Video

Video Special Olympics Show Competitors' Skill, Determination

Special Olympics competitions will wrap up Saturday in Los Angeles, and the closing ceremony for athletes with intellectual disabilities will be held Sunday night. In a week of competition, athletes have shown what they can do through skill and determination. VOA's Mike O'Sullivan reports.
Video

Video Civil Rights Leaders Struggled to Achieve Voting Rights Act

Fifty years ago, lawmakers approved, and U.S. President Lyndon Johnson signed, the Voting Rights Act of 1965. The measure outlawed racial discrimination in voting, giving millions of blacks in many parts of the southern United States federal enforcement of the right to vote. Correspondent Chris Simkins introduces us to some civil rights leaders who were on the front lines in the struggle for voting rights.
Video

Video Shooter’s Grill: Serving Food with a Touch of the Second Amendment

Shooter's Grill, a restaurant in Rifle, Colorado, attracts visitors from all over the world as well as local patrons. The reason? Waitresses openly carry loaded firearms as they serve food, and customers are welcome to carry them, too. VOA's Enming Liu and Lin Yang paid a visit to Shooter's Grill, and heard different opinions about this unique establishment.
Video

Video Despite Controversy, Business Owner Continues Sale of Confederate Flags

At Cooter’s, a store in rural Sperryville, Virginia, about 120 kilometers west of Washington, D.C., Confederate flags are flying off the shelves. The red, white and blue battle flag, with 13 white stars representing the Confederate states, was carried by southern forces during the U.S. Civil War in the 1860s. The South had seceded from the Union over several key issues of disagreement, including slavery.
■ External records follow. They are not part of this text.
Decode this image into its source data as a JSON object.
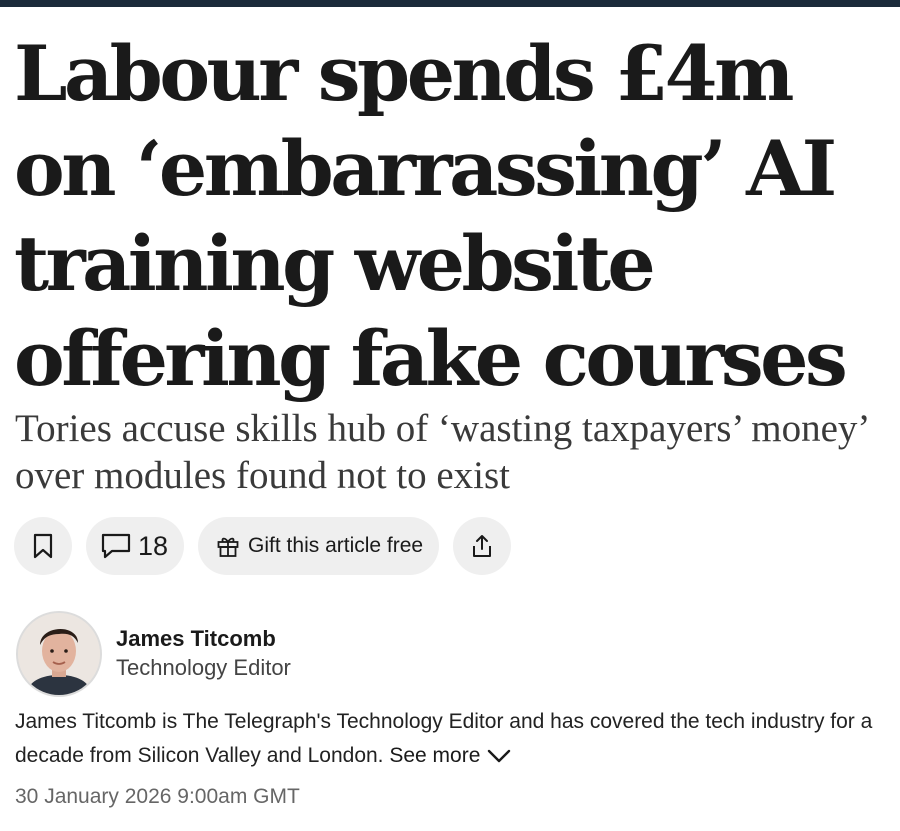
{
  "article": {
    "headline": "Labour spends £4m on ‘embarrassing’ AI training website offering fake courses",
    "standfirst": "Tories accuse skills hub of ‘wasting taxpayers’ money’ over modules found not to exist"
  },
  "actions": {
    "bookmark_icon": "bookmark-icon",
    "comment_icon": "comment-icon",
    "comment_count": "18",
    "gift_icon": "gift-icon",
    "gift_label": "Gift this article free",
    "share_icon": "share-icon"
  },
  "author": {
    "name": "James Titcomb",
    "role": "Technology Editor",
    "bio": "James Titcomb is The Telegraph's Technology Editor and has covered the tech industry for a decade from Silicon Valley and London.",
    "see_more": "See more"
  },
  "published": "30 January 2026 9:00am GMT",
  "colors": {
    "top_bar": "#1b2a3a",
    "pill_background": "#efefef",
    "text": "#1a1a1a",
    "date_text": "#666666"
  }
}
VOA’s Deborah Block has the story.
Video

Video Booming London Property a ‘Haven for Dirty Money’

Billions of dollars of so-called ‘dirty money’ from the proceeds of crime - especially from Russia - are being laundered through the London property market, according to anti-corruption activists. As Henry Ridgwell reports from the British capital, the government has pledged to crack down on the practice.
Video

Video Hometown of Boy Scouts of America Founder Reacts to Gay Leader Decision

Ottawa, Illinois, is the hometown of W.D. Boyce, who founded the Boy Scouts of America in 1910. In Ottawa, where Scouting remains an important part of the legacy of the community, the end of the organization's ban on openly gay adult leaders was seen as inevitable. VOA's Kane Farabaugh reports.

VOA Blogs